*** Block opens ***
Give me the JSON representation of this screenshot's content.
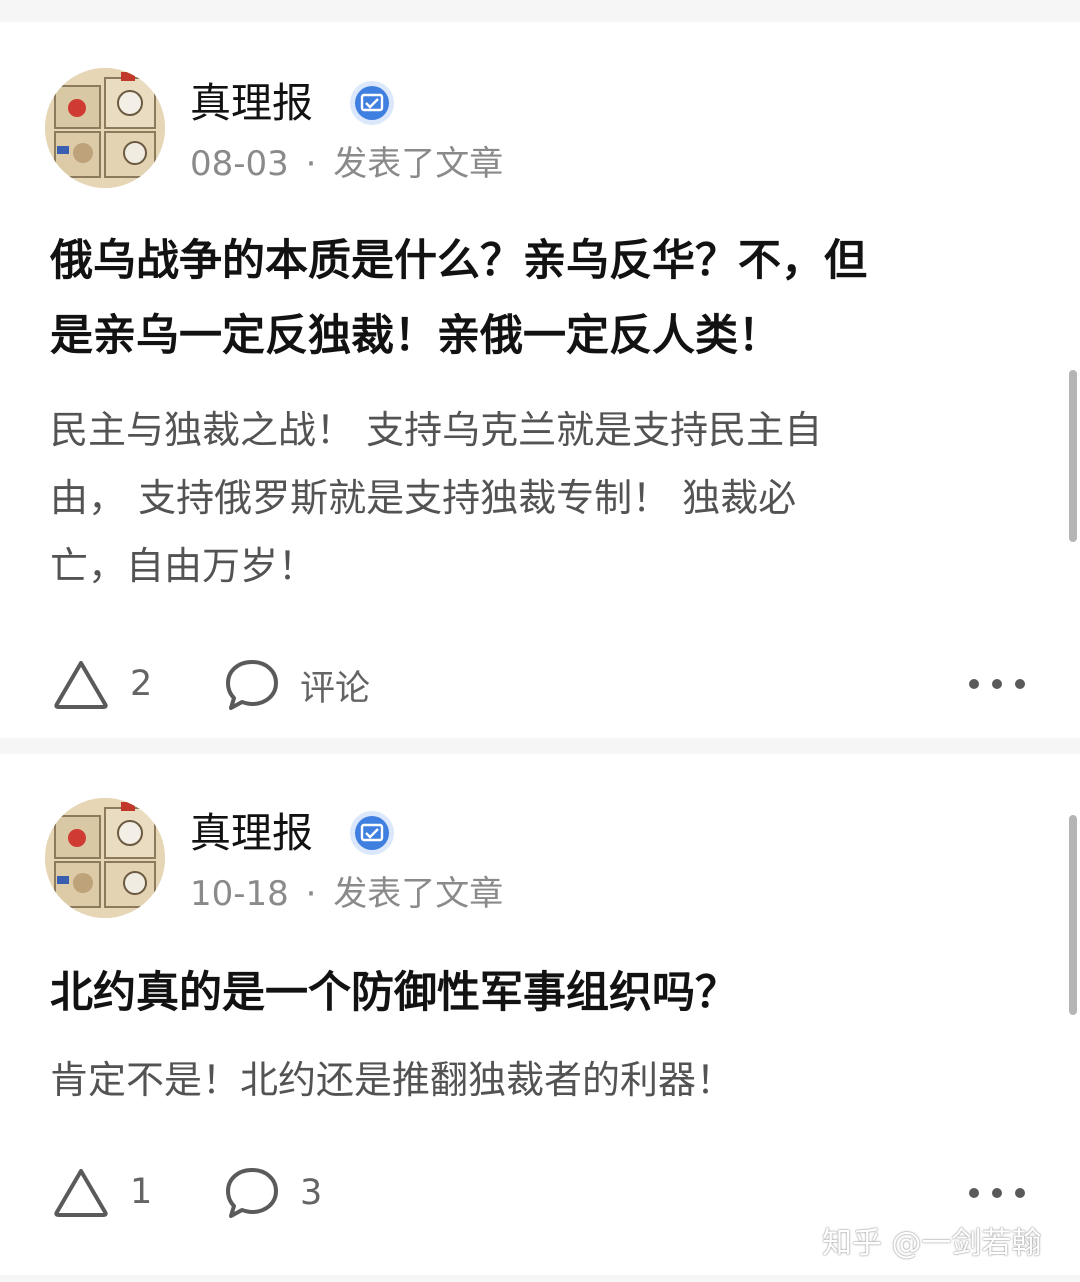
{
  "posts": [
    {
      "author": "真理报",
      "date": "08-03",
      "separator": "·",
      "action": "发表了文章",
      "title_lines": [
        "俄乌战争的本质是什么？亲乌反华？不，但",
        "是亲乌一定反独裁！亲俄一定反人类！"
      ],
      "excerpt_lines": [
        "民主与独裁之战！ 支持乌克兰就是支持民主自",
        "由， 支持俄罗斯就是支持独裁专制！ 独裁必",
        "亡，自由万岁！"
      ],
      "likes": "2",
      "comments": "评论"
    },
    {
      "author": "真理报",
      "date": "10-18",
      "separator": "·",
      "action": "发表了文章",
      "title_lines": [
        "北约真的是一个防御性军事组织吗？"
      ],
      "excerpt_lines": [
        "肯定不是！北约还是推翻独裁者的利器！"
      ],
      "likes": "1",
      "comments": "3"
    }
  ],
  "watermark": "知乎 @一剑若翰",
  "icons": {
    "like": "upvote-triangle-icon",
    "comment": "comment-bubble-icon",
    "more": "more-dots-icon",
    "verified": "verified-badge-icon"
  },
  "colors": {
    "verified": "#3f7fe0",
    "text_primary": "#121212",
    "text_secondary": "#535353",
    "text_meta": "#8a8a8a"
  }
}
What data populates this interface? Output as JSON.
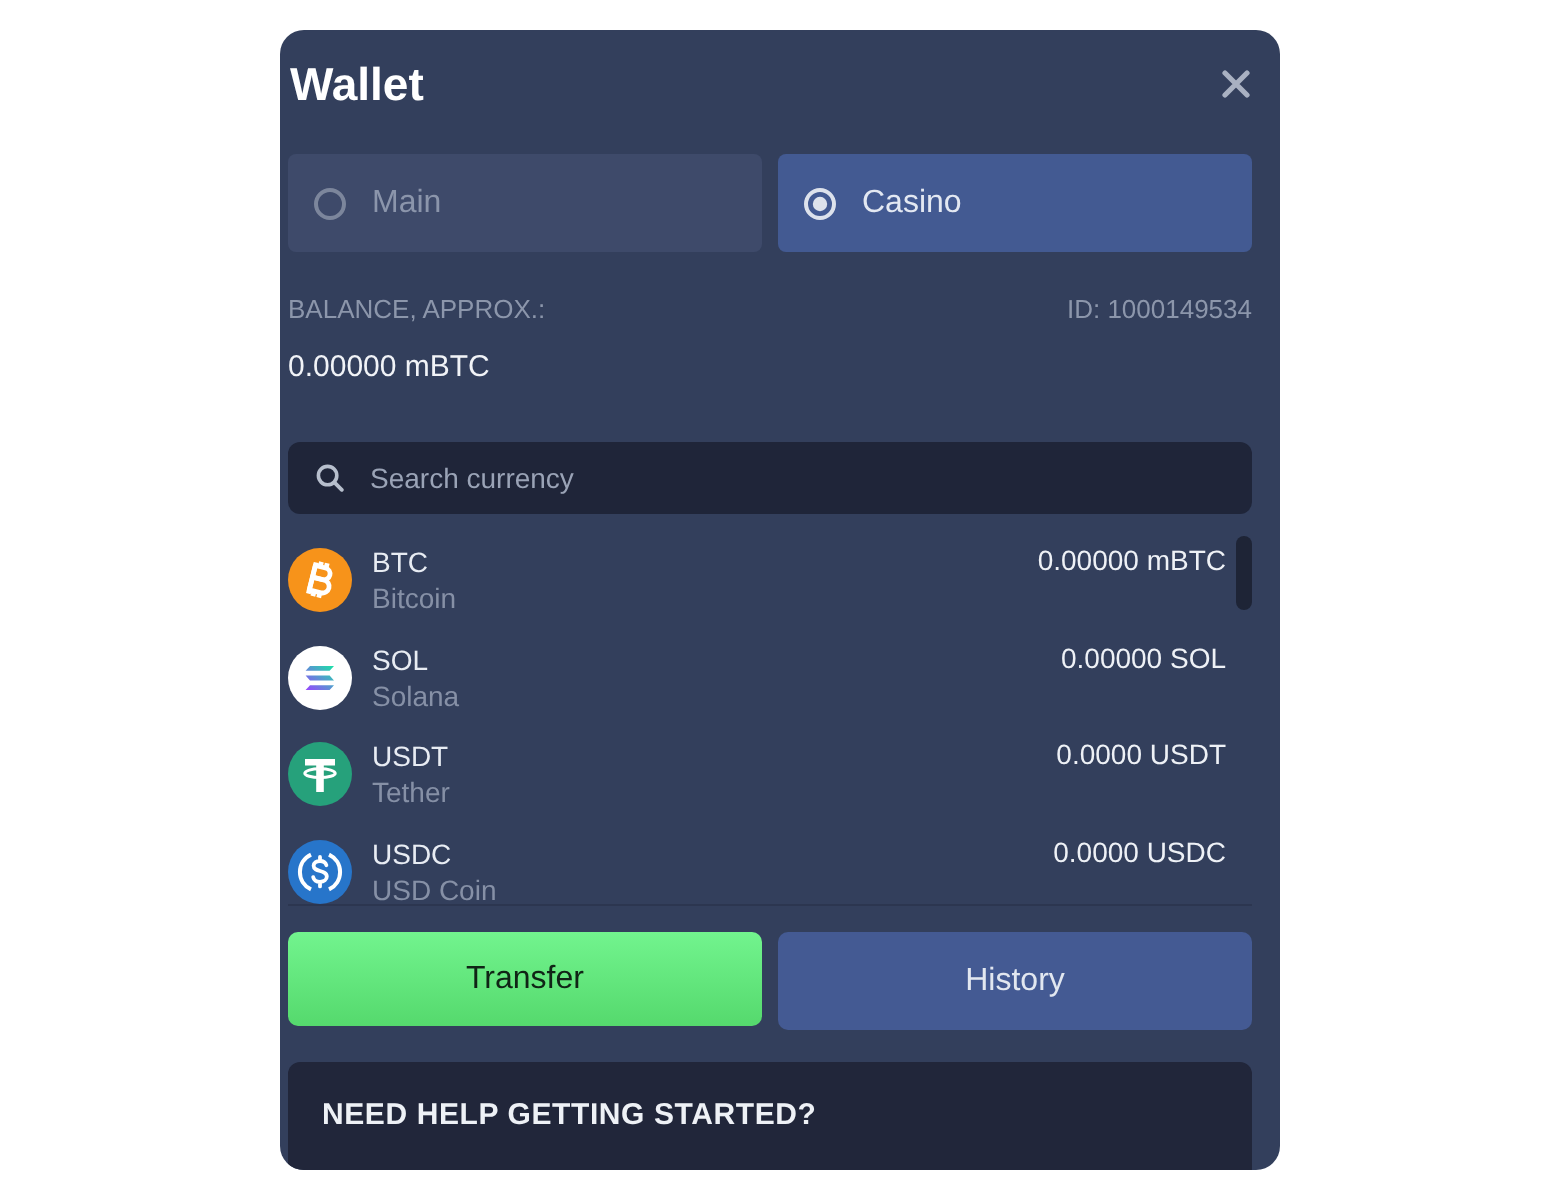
{
  "window": {
    "title": "Wallet"
  },
  "tabs": [
    {
      "label": "Main",
      "selected": false
    },
    {
      "label": "Casino",
      "selected": true
    }
  ],
  "balance": {
    "label": "BALANCE, APPROX.:",
    "id": "ID: 1000149534",
    "value": "0.00000 mBTC"
  },
  "search": {
    "placeholder": "Search currency"
  },
  "currencies": [
    {
      "kind": "btc",
      "code": "BTC",
      "name": "Bitcoin",
      "amount": "0.00000 mBTC"
    },
    {
      "kind": "sol",
      "code": "SOL",
      "name": "Solana",
      "amount": "0.00000 SOL"
    },
    {
      "kind": "usdt",
      "code": "USDT",
      "name": "Tether",
      "amount": "0.0000 USDT"
    },
    {
      "kind": "usdc",
      "code": "USDC",
      "name": "USD Coin",
      "amount": "0.0000 USDC"
    }
  ],
  "buttons": [
    {
      "kind": "primary",
      "label": "Transfer"
    },
    {
      "kind": "secondary",
      "label": "History"
    }
  ],
  "help": {
    "title": "NEED HELP GETTING STARTED?"
  }
}
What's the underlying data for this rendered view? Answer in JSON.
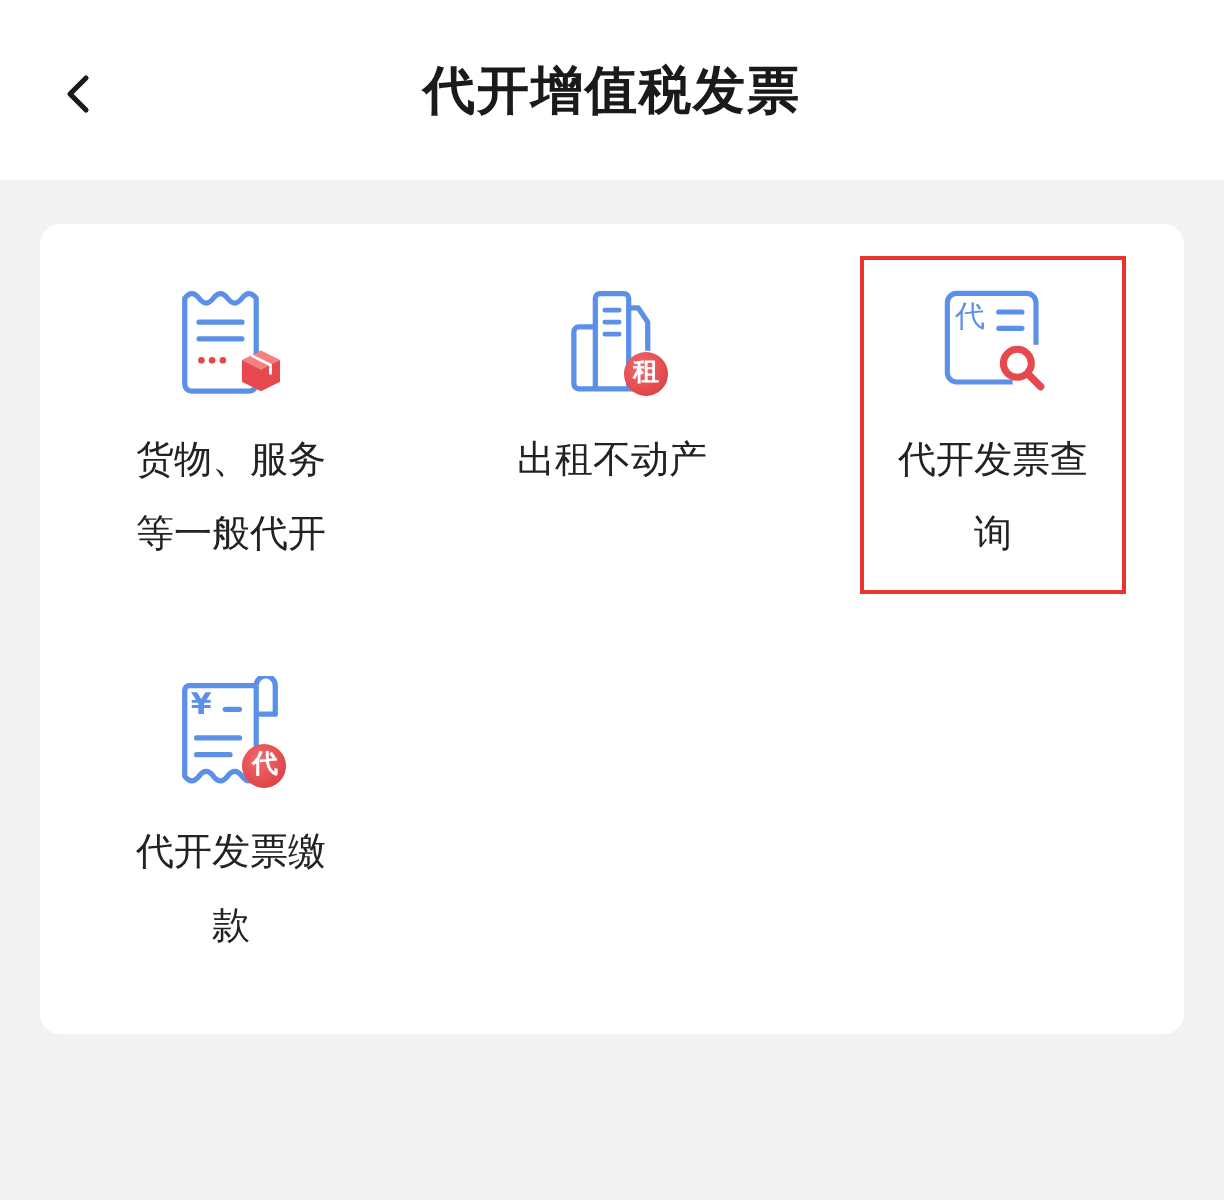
{
  "header": {
    "title": "代开增值税发票"
  },
  "items": [
    {
      "kind": "receipt-package",
      "label": "货物、服务等一般代开",
      "highlighted": false
    },
    {
      "kind": "building",
      "label": "出租不动产",
      "badge": "租",
      "highlighted": false
    },
    {
      "kind": "document-search",
      "label": "代开发票查询",
      "symbol": "代",
      "highlighted": true
    },
    {
      "kind": "receipt-yen",
      "label": "代开发票缴款",
      "symbol": "¥",
      "badge": "代",
      "highlighted": false
    }
  ]
}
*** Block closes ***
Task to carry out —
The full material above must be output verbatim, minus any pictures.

Task answer —
Give me the JSON representation of this screenshot's content.
{
  "posts": [
    {
      "author": "真理报",
      "date": "08-03",
      "separator": "·",
      "action": "发表了文章",
      "title_lines": [
        "俄乌战争的本质是什么？亲乌反华？不，但",
        "是亲乌一定反独裁！亲俄一定反人类！"
      ],
      "excerpt_lines": [
        "民主与独裁之战！ 支持乌克兰就是支持民主自",
        "由， 支持俄罗斯就是支持独裁专制！ 独裁必",
        "亡，自由万岁！"
      ],
      "likes": "2",
      "comments": "评论"
    },
    {
      "author": "真理报",
      "date": "10-18",
      "separator": "·",
      "action": "发表了文章",
      "title_lines": [
        "北约真的是一个防御性军事组织吗？"
      ],
      "excerpt_lines": [
        "肯定不是！北约还是推翻独裁者的利器！"
      ],
      "likes": "1",
      "comments": "3"
    }
  ],
  "watermark": "知乎 @一剑若翰",
  "icons": {
    "like": "upvote-triangle-icon",
    "comment": "comment-bubble-icon",
    "more": "more-dots-icon",
    "verified": "verified-badge-icon"
  },
  "colors": {
    "verified": "#3f7fe0",
    "text_primary": "#121212",
    "text_secondary": "#535353",
    "text_meta": "#8a8a8a"
  }
}
What data populates this interface? Output as JSON.
{
  "window": {
    "title": "Wallet"
  },
  "tabs": [
    {
      "label": "Main",
      "selected": false
    },
    {
      "label": "Casino",
      "selected": true
    }
  ],
  "balance": {
    "label": "BALANCE, APPROX.:",
    "id": "ID: 1000149534",
    "value": "0.00000 mBTC"
  },
  "search": {
    "placeholder": "Search currency"
  },
  "currencies": [
    {
      "kind": "btc",
      "code": "BTC",
      "name": "Bitcoin",
      "amount": "0.00000 mBTC"
    },
    {
      "kind": "sol",
      "code": "SOL",
      "name": "Solana",
      "amount": "0.00000 SOL"
    },
    {
      "kind": "usdt",
      "code": "USDT",
      "name": "Tether",
      "amount": "0.0000 USDT"
    },
    {
      "kind": "usdc",
      "code": "USDC",
      "name": "USD Coin",
      "amount": "0.0000 USDC"
    }
  ],
  "buttons": [
    {
      "kind": "primary",
      "label": "Transfer"
    },
    {
      "kind": "secondary",
      "label": "History"
    }
  ],
  "help": {
    "title": "NEED HELP GETTING STARTED?"
  }
}
What's the underlying data for this rendered view? Answer in JSON.
{
  "header": {
    "title": "代开增值税发票"
  },
  "items": [
    {
      "kind": "receipt-package",
      "label": "货物、服务等一般代开",
      "highlighted": false
    },
    {
      "kind": "building",
      "label": "出租不动产",
      "badge": "租",
      "highlighted": false
    },
    {
      "kind": "document-search",
      "label": "代开发票查询",
      "symbol": "代",
      "highlighted": true
    },
    {
      "kind": "receipt-yen",
      "label": "代开发票缴款",
      "symbol": "¥",
      "badge": "代",
      "highlighted": false
    }
  ]
}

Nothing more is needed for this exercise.